It’s “The Social Network” meets “Sesame Street.”
Facebook is targeted kids as young as 6 with a new messaging app introduced on Monday — which some critics worry will be a slippery slope for Mark Zuckerberg’s two-billion strong operation.
Messenger Kids is a training wheels version of its full-fledged product — which will allow children to exchange messages and photos with friends and family as well as video chats.
Facebook said there will be plenty of safeguards built into Messenger Kids. Parents will have to sign their children up for the service and have to approve any person their children communicate with.
At the same time, Facebook is promising not to sell ads into the Messenger Kids stream nor to automatically move the kids onto Facebook when they are eligible.
Messenger Kids will be downloaded onto a child’s device but will be controlled by the parent. The child will not have his or her own Facebook account.
Despite the safeguards, some family safety organization are still wary.
“[Messenger Kids] doesn’t overcome the issues of screen time and screen use and all the other issues that go with technology and kids,” Stephen Balkam, CEO of the Family Online Safety Institute, told The Post.
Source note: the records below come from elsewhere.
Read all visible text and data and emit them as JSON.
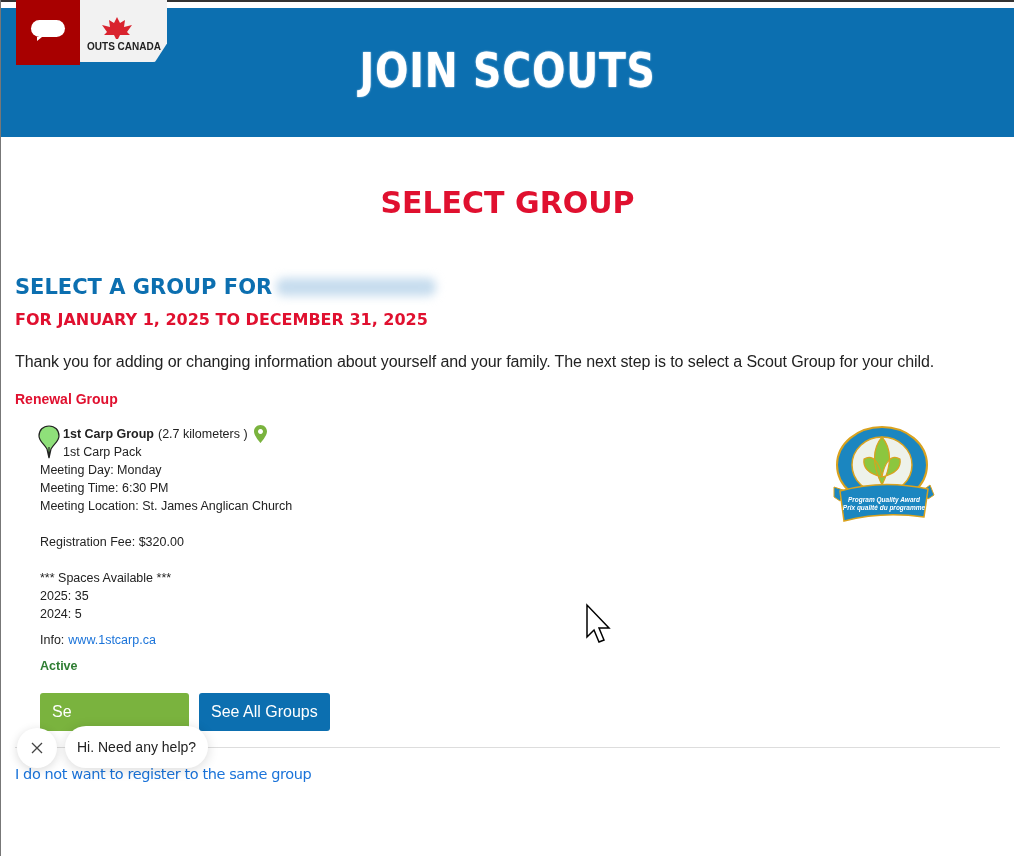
{
  "header": {
    "logo_text": "OUTS CANADA",
    "title": "JOIN SCOUTS"
  },
  "page_title": "SELECT GROUP",
  "heading": "SELECT A GROUP FOR",
  "period": "FOR JANUARY 1, 2025 TO DECEMBER 31, 2025",
  "intro": "Thank you for adding or changing information about yourself and your family. The next step is to select a Scout Group for your child.",
  "section_label": "Renewal Group",
  "group": {
    "name": "1st Carp Group",
    "distance": "(2.7 kilometers )",
    "section": "1st Carp Pack",
    "details": [
      "Meeting Day: Monday",
      "Meeting Time: 6:30 PM",
      "Meeting Location: St. James Anglican Church"
    ],
    "fee": "Registration Fee: $320.00",
    "spaces_title": "*** Spaces Available ***",
    "spaces": [
      "2025: 35",
      "2024: 5"
    ],
    "info_label": "Info:",
    "info_link": "www.1stcarp.ca",
    "status": "Active"
  },
  "badge": {
    "lines": [
      "Program Quality Award",
      "Prix qualité du programme"
    ]
  },
  "buttons": [
    {
      "label": "Se",
      "kind": "select"
    },
    {
      "label": "See All Groups",
      "kind": "all"
    }
  ],
  "chat": {
    "message": "Hi. Need any help?"
  },
  "footer_link": "I do not want to register to the same group"
}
James Steyer, CEO of the kids-focused non-profit group Common Sense, added:
“Why should parents simply trust that Facebook is acting in the best interest of kids? We encourage Facebook to clarify their policies from the start so that it is perfectly clear what parents are signing up for.”
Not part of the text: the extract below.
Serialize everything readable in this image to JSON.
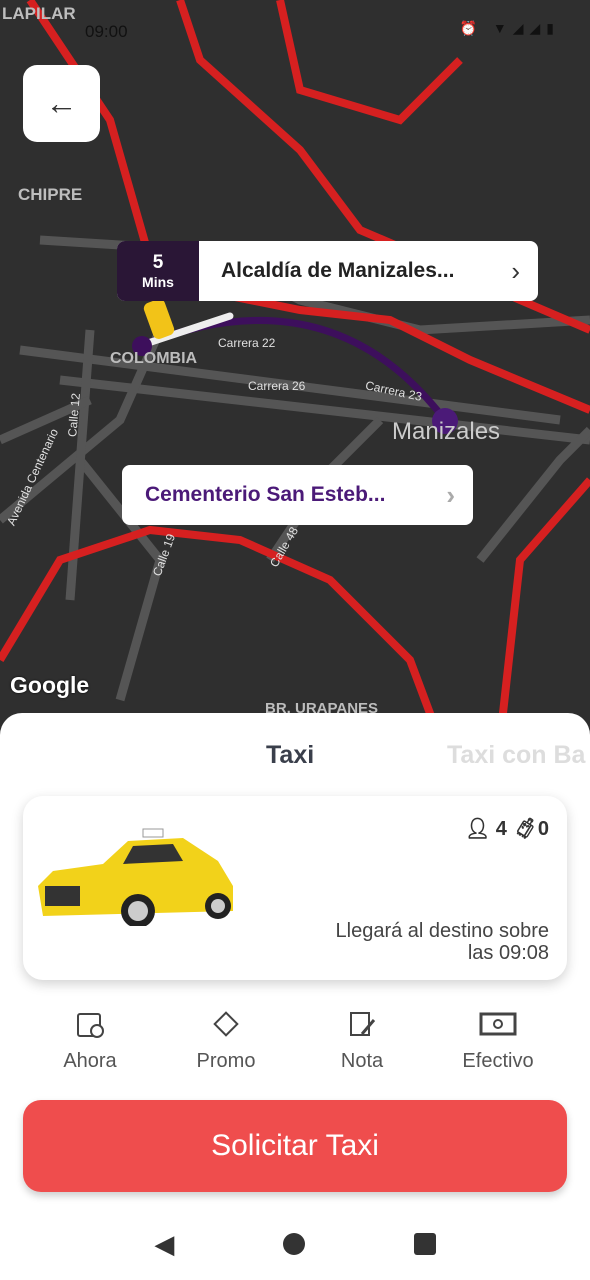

An October study from Common Sense found that children 8 and under now average nearly 2 ¹/₂ hours a day of screen time — with 48 of those minutes clocked from a mobile device.
Balkam, a member of Facebook’s advisory committee, said Facebook has been grappling with its under-aged users for a long time.
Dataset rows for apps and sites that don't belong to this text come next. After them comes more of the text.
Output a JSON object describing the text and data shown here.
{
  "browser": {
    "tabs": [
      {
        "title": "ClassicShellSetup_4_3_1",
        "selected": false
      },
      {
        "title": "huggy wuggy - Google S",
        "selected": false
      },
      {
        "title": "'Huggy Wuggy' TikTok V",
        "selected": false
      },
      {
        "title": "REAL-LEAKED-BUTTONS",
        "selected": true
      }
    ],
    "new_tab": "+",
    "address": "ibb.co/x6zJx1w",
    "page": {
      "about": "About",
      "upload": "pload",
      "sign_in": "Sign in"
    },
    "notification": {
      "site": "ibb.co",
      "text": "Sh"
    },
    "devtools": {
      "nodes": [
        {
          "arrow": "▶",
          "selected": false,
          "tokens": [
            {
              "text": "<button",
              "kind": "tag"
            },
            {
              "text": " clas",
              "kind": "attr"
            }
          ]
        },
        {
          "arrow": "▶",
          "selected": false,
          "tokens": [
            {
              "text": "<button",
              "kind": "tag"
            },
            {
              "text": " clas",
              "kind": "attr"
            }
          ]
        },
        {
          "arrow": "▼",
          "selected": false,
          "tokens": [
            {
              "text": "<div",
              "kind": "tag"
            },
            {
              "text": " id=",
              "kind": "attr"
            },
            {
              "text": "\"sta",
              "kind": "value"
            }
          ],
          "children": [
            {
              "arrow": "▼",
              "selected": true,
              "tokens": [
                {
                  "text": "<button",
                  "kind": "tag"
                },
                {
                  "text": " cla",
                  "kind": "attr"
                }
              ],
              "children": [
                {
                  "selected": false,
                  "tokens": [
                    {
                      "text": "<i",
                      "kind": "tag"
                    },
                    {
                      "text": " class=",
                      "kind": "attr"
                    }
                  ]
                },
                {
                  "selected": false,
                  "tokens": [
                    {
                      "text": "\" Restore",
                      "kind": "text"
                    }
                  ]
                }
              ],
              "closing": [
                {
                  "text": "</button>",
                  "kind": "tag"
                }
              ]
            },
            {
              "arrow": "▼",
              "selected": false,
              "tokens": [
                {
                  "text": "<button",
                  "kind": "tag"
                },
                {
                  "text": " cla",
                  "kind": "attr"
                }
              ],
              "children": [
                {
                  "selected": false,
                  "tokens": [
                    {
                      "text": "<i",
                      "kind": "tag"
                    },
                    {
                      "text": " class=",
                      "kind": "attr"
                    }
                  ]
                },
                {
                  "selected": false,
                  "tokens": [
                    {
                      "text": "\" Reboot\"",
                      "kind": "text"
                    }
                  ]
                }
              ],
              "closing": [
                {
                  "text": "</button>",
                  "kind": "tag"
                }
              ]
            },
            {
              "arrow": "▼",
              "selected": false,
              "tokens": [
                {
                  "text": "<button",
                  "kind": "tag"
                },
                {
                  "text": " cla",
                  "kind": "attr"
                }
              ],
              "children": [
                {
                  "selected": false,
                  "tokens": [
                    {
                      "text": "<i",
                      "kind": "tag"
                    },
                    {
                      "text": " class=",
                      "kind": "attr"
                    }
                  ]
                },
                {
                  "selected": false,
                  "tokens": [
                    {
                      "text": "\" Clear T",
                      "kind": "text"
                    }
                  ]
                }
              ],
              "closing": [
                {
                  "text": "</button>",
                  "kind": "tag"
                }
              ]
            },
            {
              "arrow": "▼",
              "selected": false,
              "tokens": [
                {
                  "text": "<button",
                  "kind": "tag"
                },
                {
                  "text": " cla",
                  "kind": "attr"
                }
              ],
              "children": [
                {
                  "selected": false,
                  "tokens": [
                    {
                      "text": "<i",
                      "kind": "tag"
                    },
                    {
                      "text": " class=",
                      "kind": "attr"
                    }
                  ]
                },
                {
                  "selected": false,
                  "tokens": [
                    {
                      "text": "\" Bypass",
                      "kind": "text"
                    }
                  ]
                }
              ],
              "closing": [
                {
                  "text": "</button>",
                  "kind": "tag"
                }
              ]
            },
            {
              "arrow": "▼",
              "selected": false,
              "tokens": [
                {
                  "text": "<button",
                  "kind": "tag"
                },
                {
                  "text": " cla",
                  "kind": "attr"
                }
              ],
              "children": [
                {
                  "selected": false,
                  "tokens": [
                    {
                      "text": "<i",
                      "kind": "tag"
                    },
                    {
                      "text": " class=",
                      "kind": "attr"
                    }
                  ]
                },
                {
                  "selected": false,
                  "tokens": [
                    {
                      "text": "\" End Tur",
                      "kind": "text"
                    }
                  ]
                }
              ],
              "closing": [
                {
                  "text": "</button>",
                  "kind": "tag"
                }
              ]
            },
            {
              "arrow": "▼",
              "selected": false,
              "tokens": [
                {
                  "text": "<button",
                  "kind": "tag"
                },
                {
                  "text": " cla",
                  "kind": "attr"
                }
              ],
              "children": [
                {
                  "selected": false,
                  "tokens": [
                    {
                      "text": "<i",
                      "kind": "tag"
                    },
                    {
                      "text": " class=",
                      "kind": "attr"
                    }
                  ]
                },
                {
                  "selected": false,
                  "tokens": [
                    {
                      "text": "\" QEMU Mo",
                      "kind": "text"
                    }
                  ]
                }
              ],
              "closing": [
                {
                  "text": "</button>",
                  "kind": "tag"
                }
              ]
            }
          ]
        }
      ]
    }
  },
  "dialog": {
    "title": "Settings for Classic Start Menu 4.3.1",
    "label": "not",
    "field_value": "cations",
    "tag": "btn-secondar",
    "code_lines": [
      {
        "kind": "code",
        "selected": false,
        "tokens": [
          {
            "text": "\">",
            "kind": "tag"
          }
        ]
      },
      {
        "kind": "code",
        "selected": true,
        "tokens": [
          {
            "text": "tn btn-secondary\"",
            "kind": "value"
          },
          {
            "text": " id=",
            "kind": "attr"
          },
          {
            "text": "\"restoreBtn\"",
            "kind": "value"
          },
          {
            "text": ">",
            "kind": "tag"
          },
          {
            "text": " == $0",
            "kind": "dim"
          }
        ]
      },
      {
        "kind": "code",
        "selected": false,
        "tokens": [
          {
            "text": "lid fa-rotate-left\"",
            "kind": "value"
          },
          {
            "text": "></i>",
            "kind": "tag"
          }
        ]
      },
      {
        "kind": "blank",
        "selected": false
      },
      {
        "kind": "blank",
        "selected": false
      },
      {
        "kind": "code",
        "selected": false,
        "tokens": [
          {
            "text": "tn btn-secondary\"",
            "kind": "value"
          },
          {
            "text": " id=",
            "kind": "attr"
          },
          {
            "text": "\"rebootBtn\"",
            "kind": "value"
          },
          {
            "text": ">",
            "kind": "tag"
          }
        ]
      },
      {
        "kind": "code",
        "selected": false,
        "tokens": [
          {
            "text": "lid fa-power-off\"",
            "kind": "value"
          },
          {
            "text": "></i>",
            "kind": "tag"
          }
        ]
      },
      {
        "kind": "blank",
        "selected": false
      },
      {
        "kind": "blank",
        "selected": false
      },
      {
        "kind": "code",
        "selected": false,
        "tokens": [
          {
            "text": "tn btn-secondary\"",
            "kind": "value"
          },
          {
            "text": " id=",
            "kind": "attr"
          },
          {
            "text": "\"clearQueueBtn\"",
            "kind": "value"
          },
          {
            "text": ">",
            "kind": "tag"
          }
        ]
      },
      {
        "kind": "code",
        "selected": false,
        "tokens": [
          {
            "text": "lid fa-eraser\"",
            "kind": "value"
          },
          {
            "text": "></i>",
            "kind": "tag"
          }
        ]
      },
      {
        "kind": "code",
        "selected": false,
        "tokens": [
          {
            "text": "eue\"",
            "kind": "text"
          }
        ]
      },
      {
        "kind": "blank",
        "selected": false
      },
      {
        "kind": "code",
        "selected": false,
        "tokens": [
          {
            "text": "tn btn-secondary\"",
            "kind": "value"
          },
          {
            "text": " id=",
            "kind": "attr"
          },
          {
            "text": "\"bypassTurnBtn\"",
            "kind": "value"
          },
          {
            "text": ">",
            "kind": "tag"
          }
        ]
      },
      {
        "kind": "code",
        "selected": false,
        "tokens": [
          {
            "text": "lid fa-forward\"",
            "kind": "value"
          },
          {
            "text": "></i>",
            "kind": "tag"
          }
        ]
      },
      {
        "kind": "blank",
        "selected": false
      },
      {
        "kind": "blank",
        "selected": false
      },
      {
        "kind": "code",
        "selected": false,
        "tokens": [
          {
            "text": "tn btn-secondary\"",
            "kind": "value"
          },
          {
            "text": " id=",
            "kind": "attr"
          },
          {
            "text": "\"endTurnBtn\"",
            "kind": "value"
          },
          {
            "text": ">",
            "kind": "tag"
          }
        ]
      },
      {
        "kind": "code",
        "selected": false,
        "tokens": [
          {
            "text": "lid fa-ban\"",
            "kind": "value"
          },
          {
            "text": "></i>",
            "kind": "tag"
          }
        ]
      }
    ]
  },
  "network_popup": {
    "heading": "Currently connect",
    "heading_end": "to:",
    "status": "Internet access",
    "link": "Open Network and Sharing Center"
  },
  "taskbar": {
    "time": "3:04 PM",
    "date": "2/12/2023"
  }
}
“They’re finally coming to grips with the fact that a service, which was created for college kids, is now being used by everyone,” he said.
Balkam said that he is happy to see Facebook introducing safeguards to protect its youngest users, but added that the new app does not take away all responsibility from parents.
In a lengthy post, Facebook product management director Loren Cheng wrote that the social network worked with parenting experts to develop a platform that would allow kids to “connect with people they love but also has the level of control parents want.”
Messenger Kids will also allow kids to send GIFs and stickers…